Chief executive Fred Rose listed favourable tax arrangements in the state and a strong pool of young talent being behind their decision to locate in Adelaide.

“You don’t have to travel around the world to get a job ,you can actually just get a job here — that’s what we’re trying to do,” he said.

The studio, which will be called Mill Film, is expected to be more than 3,000 square metres in size.

It will initially concentrate on visual effects for major film studios and screening services and will expand into virtual and augmented reality.

Premier Jay Weatherill said he was “thrilled” by the company’s decision to set up a studio in Adelaide and described the company as “one of the world’s greatest”.

“This is a very significant investment and represents a massive entry into the Australian visual effects market, and they’ve chosen Adelaide, out of all the places in Australia, to adopt as their home,” Mr Weatherill said.

“This company wants to come here and not only create these jobs and opportunities, but also train young South Australians so they can participate in the sector.

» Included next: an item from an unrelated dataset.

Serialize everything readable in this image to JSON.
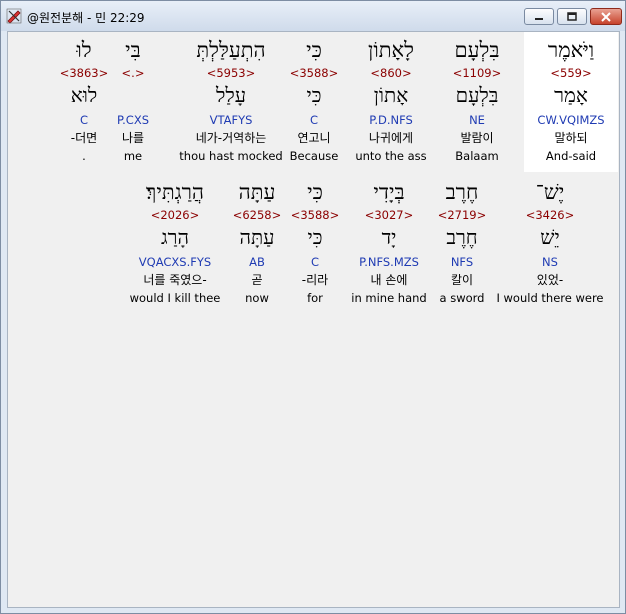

“We’ve partnered with Technicolor to bring this about.”

He said some 500 jobs were likely to be created and the overall economic benefit is estimated at almost $253 million over 10 years.

“It’s been a discussion that’s been ongoing for over two years, and more intensely over the last year,” he said.

“I’m very proud to say that it will be these sorts of jobs created in this sector which will create the sort of excitement that will keep young South Australians here.”

Adelaide is also home to visual effects firm Rising Sun Pictures, which shared the glory of a 2014 Academy Award for best visual effects in the film Gravity.

Topics: arts-and-entertainment, animation, film-movies, states-and-territories, government-and-politics, adelaide-5000, sa

First posted February 06, 2018 12:34:20